(Material supplied)

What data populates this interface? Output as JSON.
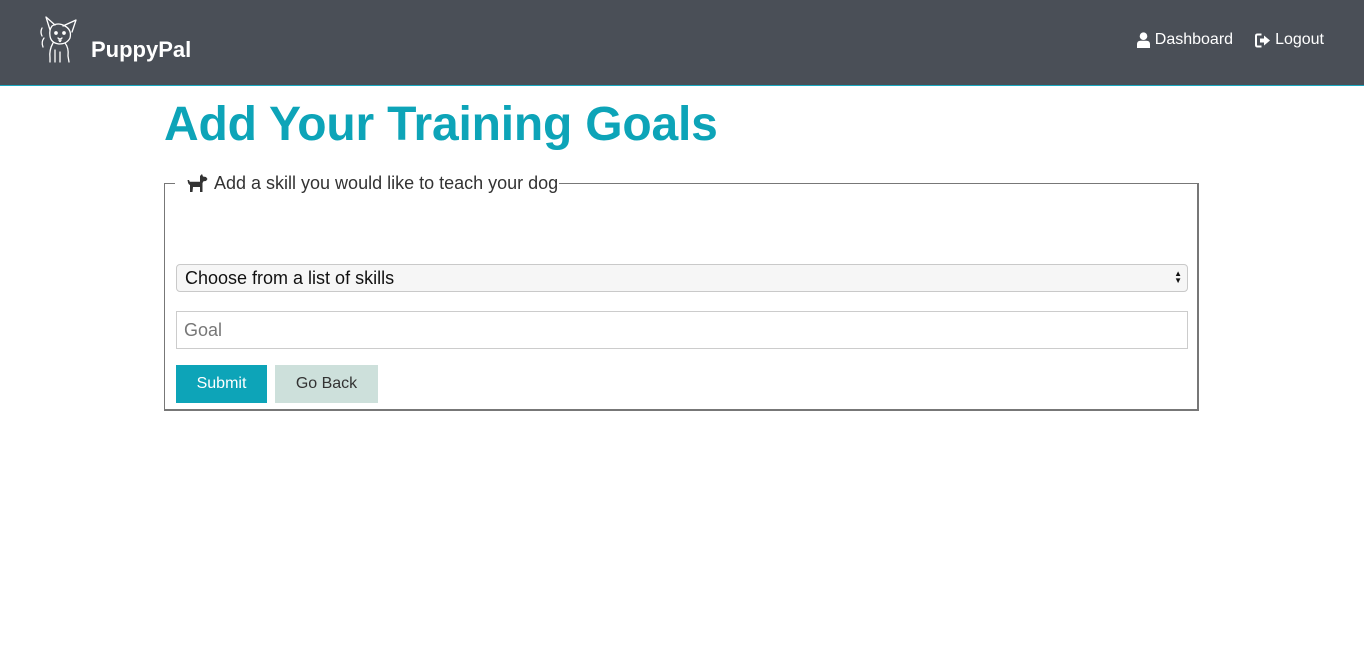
{
  "brand": {
    "name": "PuppyPal",
    "logo_icon": "chihuahua-logo-icon"
  },
  "nav": {
    "dashboard_label": "Dashboard",
    "dashboard_icon": "user-icon",
    "logout_label": "Logout",
    "logout_icon": "sign-out-icon"
  },
  "page": {
    "title": "Add Your Training Goals"
  },
  "form": {
    "legend": "Add a skill you would like to teach your dog",
    "legend_icon": "dog-icon",
    "skill_select": {
      "selected": "Choose from a list of skills"
    },
    "goal_input": {
      "value": "",
      "placeholder": "Goal"
    },
    "submit_label": "Submit",
    "back_label": "Go Back"
  },
  "colors": {
    "navbar_bg": "#4a4f57",
    "accent": "#0da4b8",
    "back_button_bg": "#cde0db"
  }
}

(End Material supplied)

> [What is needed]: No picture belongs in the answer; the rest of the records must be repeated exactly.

> [Result for this task]:
What data populates this interface? Output as JSON.
{
  "brand": {
    "name": "PuppyPal",
    "logo_icon": "chihuahua-logo-icon"
  },
  "nav": {
    "dashboard_label": "Dashboard",
    "dashboard_icon": "user-icon",
    "logout_label": "Logout",
    "logout_icon": "sign-out-icon"
  },
  "page": {
    "title": "Add Your Training Goals"
  },
  "form": {
    "legend": "Add a skill you would like to teach your dog",
    "legend_icon": "dog-icon",
    "skill_select": {
      "selected": "Choose from a list of skills"
    },
    "goal_input": {
      "value": "",
      "placeholder": "Goal"
    },
    "submit_label": "Submit",
    "back_label": "Go Back"
  },
  "colors": {
    "navbar_bg": "#4a4f57",
    "accent": "#0da4b8",
    "back_button_bg": "#cde0db"
  }
}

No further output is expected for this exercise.